SATARUPA BHATTACHARYA | 12 JULY, 2018
Decoding The ‘Contemporary’ In Contemporary Indian Art
Contemporary art and the capital market
NEW DELHI: Post-independence India’s contemporary art occupies a crucial role in the culture industry, wherein the arts’ market has seen its fair share of ups-and-downs. After the booming emergence of the National Capital Region in the 80s-90s, contemporary arts found a strong (inter)national buyer-base in the 2000s. Several paintings sold at high prices. Later, in 2008, we saw a collapse in the market.
The boom prompted interest from those who were looking for avenues to invest financially and find lucrative outcomes in this crucial culture market. The artists too began to increase in number. Delhi and Mumbai served as platforms to aggrandise the arts. A number of galleries and auction houses mushroomed in order to target this unorganised sector. The idea was to benefit its artisans and collectors. In the process, the very definition of the ‘contemporary’ in the arts found its essence intertwined with the capital market.
A dire need arose within the art industry to understand their current involvement as intellectuals, patrons, and connoisseurs of the arts. Delhi’s well-known art dealers claim that the only way the contemporary genre can be understood is by looking at what sells or at what is being sold.
The market is essentially the only tool for the art-historians to grasp this moment of impact of our socio-political and economical climate. Au Contraire, many art-historians claim that the contemporary genre is reflective of the modernist movement that took an effective shape post-independence. Therefore, this moment is a continuation of the modernist phase that gave birth to the Indian art market.

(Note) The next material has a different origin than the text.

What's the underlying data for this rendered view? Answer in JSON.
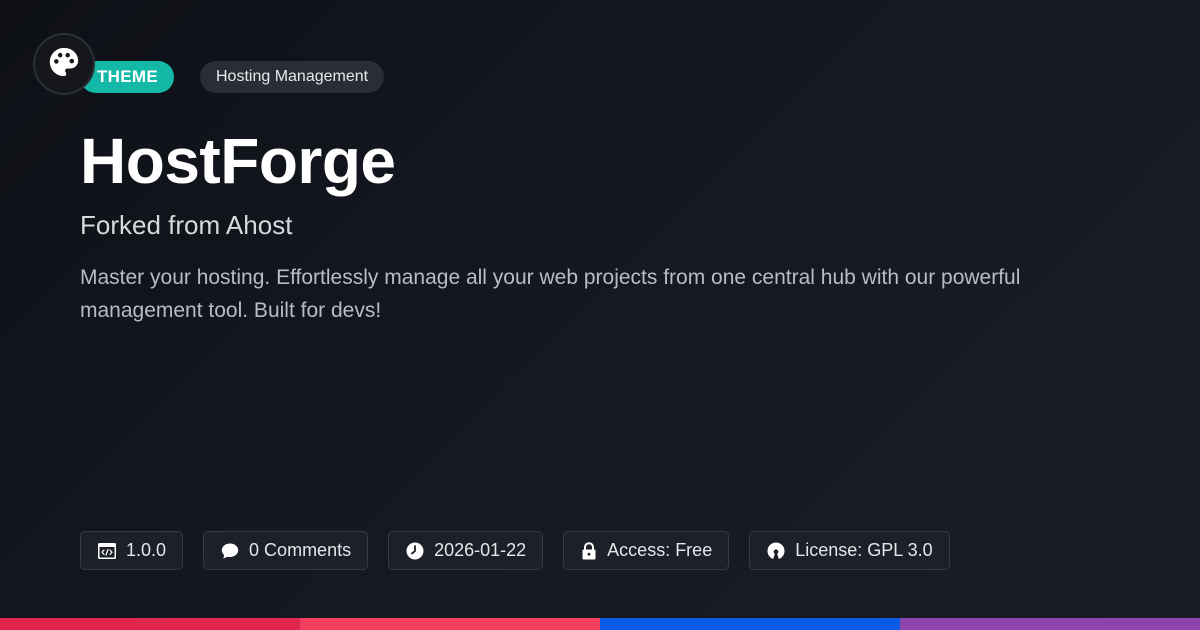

The art market was derived to aid the artists’ journey. Perhaps, these claims intend to emphasise on the Indian art market that is no longer restricted to the royal patrons for portraiture. Instead, industrialists, business tycoons, power-position holders of the multinational companies, political leaders, and other moneyed gentry are being viewed as the new generation of patrons, where art is categorised in two kinds: the abstract and the figurative.
Also,one may want to keep in mind that during the royal patron period the artisans were exploring other genres too, but were not easily viewable. This led the arts to occupy a central role in the culture industry as a practice of pleasure amongst the elites. Even today, the arts belong to the socially and economically privileged.
The intertwining of the arts with that of the capital culture has effectively raised a consciousness amongst the artists. They’re collectively conscious of their role in society and have been actively drawing our attention to the biases based on gender, caste, religion, class, and sexuality. To them, these practices of prejudices are intrinsically woven in our cultural fabric and, hence, pertinent to everyday living. Most artists in the capital belong to minority communities or are women.
They are efficiently carving out a space to emphasise on the social disparities that are central to our socio-political code. The left-liberal intelligentsia of our community may want to reconcile to the idea that the urban artists’ voices are also a thoughtful number to the outcry against the current governance.
Young and uprising curators, such as Premjish Achari and Shaunak Mahbubani, are setting trends otherwise.Their engagement with the arts is reformative. The capital market doesn’t stand in their way of proclaiming the arts as a platform to voice, where conversations taken from the streets and rural areas are being inculcated in their projects.
Budding artists from all spheres of artistry find themselves at par with each other and are being welcomed under this umbrella of the anti-capitalist art segment. Not to forget that these curators are funded by organised programmes, which may be an added advantage to promote the arts in their favoured ways.
Whether this moment of uprising and re-visualising the art space will cater to a future where art will require no formal training or capital investment is questionable. To be able to answer that, we need to be patient and, of course, supportive of the upcoming generation. Organisations, such as Khoj (1997) and Gati (2007), are busy in creating like-minded groups that are not only critical in its engagement, but also working towards a progressive front.
Interestingly, it can be inferred that there are organisations aiming to restructure the unorganised sector. The term ‘contemporary’ in the arts is largely revolving around the monetary factor, either to break out of it or to be confounded in the gallery space or auction houses.
The breaking out is equally expensive because the artists are no longer passive. Their demands and aspirations are at display. To them, the money is no longer a reward. It is a form of appreciation and their right to survival in a thriving economy. Gone are the days of the lowbrows and the highbrows, when the art-critics and art-historians could decide the longevity and depth of ‘the viewed’.
Today, we are at the brink of a cultural inclination towards aggressive power-plays and financial games.
(Cover Photo: Tyeb Mehta - Celebration. Credit: CHRISTIE’S)